Face-to-face talks between the Houthis and Saudi Arabia have resumed after a delegation from the Yemeni rebels visited the kingdom this month.
This round of negotiations, like the previous talks in Sanaa, took place without direct participation by the internationally-recognized Yemeni government, leading political experts to question whether the meetings can lead to a comprehensive resolution to the conflict.
Analysts interviewed by the Yemeni American News expressed scepticism over the ability of the Houthi-Saudi talks – which have received explicit support from the United States – to produce lasting peace.
Still, there is hope that the negotiations can ease Yemenis’ suffering and treat some of the issues plaguing the country.
Direct contact between the Houthis and Riyadh comes as the kingdom strengthens its detente with Iran.
Mohammed Abd al-Wahhab al-Shibani, the editor of Khuyut media outlet, said the negotiations could lead to some power-sharing agreements between the local Yemeni sides, but that would merely kick the can down the road until the next crisis.
“That’s because it is not addressing the roots of the problem and asking why the war was started and who caused it,” al-Shibani told the Yemeni American News.
“Saudi Arabia is pursuing these talks to get out of the crisis it got itself into with its reckless policies throughout the years of the war.”
He added that the kingdom’s approach is based on producing weak allies and followers rather than strong partners.
Al-Shibani hit out at what he called “the same sterile visions” that drove the kingdom’s policies in its impoverished neighbor, which turned Yemen “into a dumping ground for Saudi Arabia’s political waste and religious extremism for half a century”.
He noted that Saudi Arabia sponsored the 1970 agreement that ended the brutal eight-year war between republicans and royalists.
“That led to splitting the government between the various warring sides, and one of the results of this power-sharing scheme was the sparking political feuds and coups until we got to the big explosion that will continue to haunt Yemenis at every turn if its root causes are not treated,” al-Shibani said.
Asked about the role of the internationally recognized Yemeni government, al-Shibani added: “It remains far from administering public affairs – politically and militarily – because the government never had the ability to make its own independent decision.
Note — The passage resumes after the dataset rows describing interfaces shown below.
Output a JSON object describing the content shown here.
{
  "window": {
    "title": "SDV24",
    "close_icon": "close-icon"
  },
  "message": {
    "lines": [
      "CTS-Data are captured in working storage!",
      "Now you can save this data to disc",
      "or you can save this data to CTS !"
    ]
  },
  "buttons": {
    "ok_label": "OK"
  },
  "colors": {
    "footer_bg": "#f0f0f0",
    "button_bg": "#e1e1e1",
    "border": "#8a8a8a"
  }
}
“Its entire structure consists of contradictory sides that were brought together by the Saudi-led coalition. All of its major decisions, including the war, were taken for it by its various sides’ patrons.”
But al-Shibani said there appears to be an international will – driven primarily by the United States – to end the war and produce a settlement.
He said that ahead of the 2024 US elections, President Joe Biden and his Democratic Party want to tout Yemen as foreign policy success by producing relative calm and ensuring that the energy market in the Middle East is not rattled by the conflict amid the ongoing war in Ukraine.
Indeed, the Biden administration welcomed the Saudi-Houthi talks earlier this month.
“President Biden, from his first weeks in office, has made de-escalating and ending the war in Yemen one of his top foreign policy priorities,” US National Security Adviser Jake Sullivan said in a statement, adding that Washington has been “proud” to support the peace process in Yemen in coordination with the UN.
“We commend the leadership of Saudi Arabia for this current initiative and thank the leadership of Oman for its important role. We call on all parties to this terrible conflict to further solidify and expand on the benefits of the truce that has brought a measure of peace to the Yemeni people, and ultimately bring this war to an end.”
ِِAbdulkareem Ghanem, a political scientist, said – at best – the negotiations will revive talks over non-political issues, including paying public sector employees, lifting the blockade on cities, allowing import through ports and more prisoner swaps.
“The talks lack some key elements, especially the absence of the internationally recogized Yemeni government, whose position today is entirely following its Saudi allies. The government does not have a margin to make its own decisions away from Riyadh’s agenda,” he said.
“The Kingdom of Saudi Arabia views the government as an employee that cannot reject what Riyadh orders regardless of considerations for Yemen’s interests and civil peace.”
He added that the negotiations are proceeding according to what benefits Saudi national security as well as the demands of the Houthis.
He noted that the Houthis sought direct negotiations with Riyadh to simplify the war as transnational, when at its core, it is a civil conflict that started with the rebels’ coup against the legitimate government.
“And so, it is unlikely that the talks will lead to permanent peace inside Yemen,” Ghanem said.